Exercise requirements
The whole listing that follows is to be restated word for word, images excluded.

Given information
..............................
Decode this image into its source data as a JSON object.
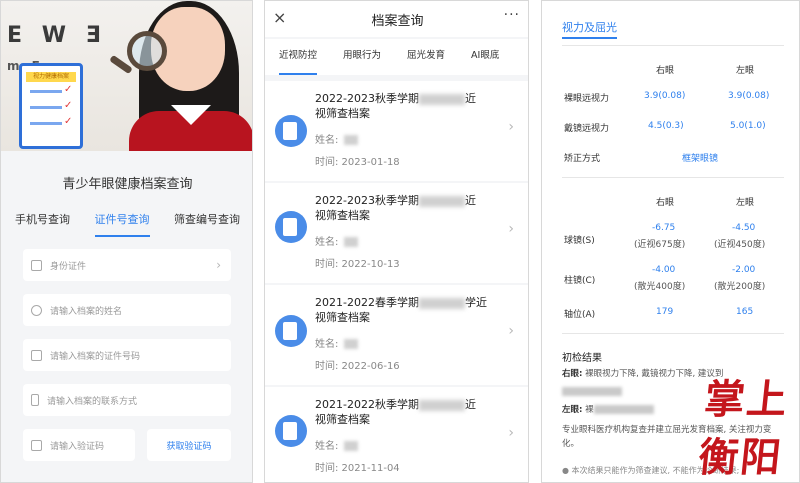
{
  "panel1": {
    "title": "青少年眼健康档案查询",
    "clipboard_label": "视力健康档案",
    "eye_chart_row1": "E W Ǝ",
    "eye_chart_row2": "m E w",
    "tabs": [
      {
        "label": "手机号查询",
        "active": false
      },
      {
        "label": "证件号查询",
        "active": true
      },
      {
        "label": "筛查编号查询",
        "active": false
      }
    ],
    "fields": {
      "id_type": "身份证件",
      "name": "请输入档案的姓名",
      "id_number": "请输入档案的证件号码",
      "phone": "请输入档案的联系方式",
      "code": "请输入验证码"
    },
    "get_code_label": "获取验证码"
  },
  "panel2": {
    "header_title": "档案查询",
    "close_glyph": "×",
    "more_glyph": "···",
    "tabs": [
      {
        "label": "近视防控",
        "active": true
      },
      {
        "label": "用眼行为",
        "active": false
      },
      {
        "label": "屈光发育",
        "active": false
      },
      {
        "label": "AI眼底",
        "active": false
      }
    ],
    "records": [
      {
        "title_a": "2022-2023秋季学期",
        "title_b": "近",
        "title_c": "视筛查档案",
        "name_label": "姓名:",
        "time": "时间:  2023-01-18"
      },
      {
        "title_a": "2022-2023秋季学期",
        "title_b": "近",
        "title_c": "视筛查档案",
        "name_label": "姓名:",
        "time": "时间:  2022-10-13"
      },
      {
        "title_a": "2021-2022春季学期",
        "title_b": "学近",
        "title_c": "视筛查档案",
        "name_label": "姓名:",
        "time": "时间:  2022-06-16"
      },
      {
        "title_a": "2021-2022秋季学期",
        "title_b": "近",
        "title_c": "视筛查档案",
        "name_label": "姓名:",
        "time": "时间:  2021-11-04"
      }
    ]
  },
  "panel3": {
    "section_title": "视力及屈光",
    "col_right": "右眼",
    "col_left": "左眼",
    "vision_rows": [
      {
        "label": "裸眼远视力",
        "right": "3.9(0.08)",
        "left": "3.9(0.08)"
      },
      {
        "label": "戴镜远视力",
        "right": "4.5(0.3)",
        "left": "5.0(1.0)"
      }
    ],
    "correction_label": "矫正方式",
    "correction_value": "框架眼镜",
    "refraction_rows": [
      {
        "label": "球镜(S)",
        "right_val": "-6.75",
        "right_sub": "(近视675度)",
        "left_val": "-4.50",
        "left_sub": "(近视450度)"
      },
      {
        "label": "柱镜(C)",
        "right_val": "-4.00",
        "right_sub": "(散光400度)",
        "left_val": "-2.00",
        "left_sub": "(散光200度)"
      },
      {
        "label": "轴位(A)",
        "right_val": "179",
        "right_sub": "",
        "left_val": "165",
        "left_sub": ""
      }
    ],
    "result_title": "初检结果",
    "result_right_label": "右眼:",
    "result_right_text": "裸眼视力下降, 戴镜视力下降, 建议到",
    "result_left_label": "左眼:",
    "result_left_text": "裸",
    "result_cont": "专业眼科医疗机构复查并建立屈光发育档案, 关注视力变化。",
    "footnote": "● 本次结果只能作为筛查建议, 不能作为诊断结果;",
    "watermark": "掌上衡阳"
  }
}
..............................
Result for this exercise
Decode this image into its source data as a JSON object.
{
  "panel1": {
    "title": "青少年眼健康档案查询",
    "clipboard_label": "视力健康档案",
    "eye_chart_row1": "E W Ǝ",
    "eye_chart_row2": "m E w",
    "tabs": [
      {
        "label": "手机号查询",
        "active": false
      },
      {
        "label": "证件号查询",
        "active": true
      },
      {
        "label": "筛查编号查询",
        "active": false
      }
    ],
    "fields": {
      "id_type": "身份证件",
      "name": "请输入档案的姓名",
      "id_number": "请输入档案的证件号码",
      "phone": "请输入档案的联系方式",
      "code": "请输入验证码"
    },
    "get_code_label": "获取验证码"
  },
  "panel2": {
    "header_title": "档案查询",
    "close_glyph": "×",
    "more_glyph": "···",
    "tabs": [
      {
        "label": "近视防控",
        "active": true
      },
      {
        "label": "用眼行为",
        "active": false
      },
      {
        "label": "屈光发育",
        "active": false
      },
      {
        "label": "AI眼底",
        "active": false
      }
    ],
    "records": [
      {
        "title_a": "2022-2023秋季学期",
        "title_b": "近",
        "title_c": "视筛查档案",
        "name_label": "姓名:",
        "time": "时间:  2023-01-18"
      },
      {
        "title_a": "2022-2023秋季学期",
        "title_b": "近",
        "title_c": "视筛查档案",
        "name_label": "姓名:",
        "time": "时间:  2022-10-13"
      },
      {
        "title_a": "2021-2022春季学期",
        "title_b": "学近",
        "title_c": "视筛查档案",
        "name_label": "姓名:",
        "time": "时间:  2022-06-16"
      },
      {
        "title_a": "2021-2022秋季学期",
        "title_b": "近",
        "title_c": "视筛查档案",
        "name_label": "姓名:",
        "time": "时间:  2021-11-04"
      }
    ]
  },
  "panel3": {
    "section_title": "视力及屈光",
    "col_right": "右眼",
    "col_left": "左眼",
    "vision_rows": [
      {
        "label": "裸眼远视力",
        "right": "3.9(0.08)",
        "left": "3.9(0.08)"
      },
      {
        "label": "戴镜远视力",
        "right": "4.5(0.3)",
        "left": "5.0(1.0)"
      }
    ],
    "correction_label": "矫正方式",
    "correction_value": "框架眼镜",
    "refraction_rows": [
      {
        "label": "球镜(S)",
        "right_val": "-6.75",
        "right_sub": "(近视675度)",
        "left_val": "-4.50",
        "left_sub": "(近视450度)"
      },
      {
        "label": "柱镜(C)",
        "right_val": "-4.00",
        "right_sub": "(散光400度)",
        "left_val": "-2.00",
        "left_sub": "(散光200度)"
      },
      {
        "label": "轴位(A)",
        "right_val": "179",
        "right_sub": "",
        "left_val": "165",
        "left_sub": ""
      }
    ],
    "result_title": "初检结果",
    "result_right_label": "右眼:",
    "result_right_text": "裸眼视力下降, 戴镜视力下降, 建议到",
    "result_left_label": "左眼:",
    "result_left_text": "裸",
    "result_cont": "专业眼科医疗机构复查并建立屈光发育档案, 关注视力变化。",
    "footnote": "● 本次结果只能作为筛查建议, 不能作为诊断结果;",
    "watermark": "掌上衡阳"
  }
}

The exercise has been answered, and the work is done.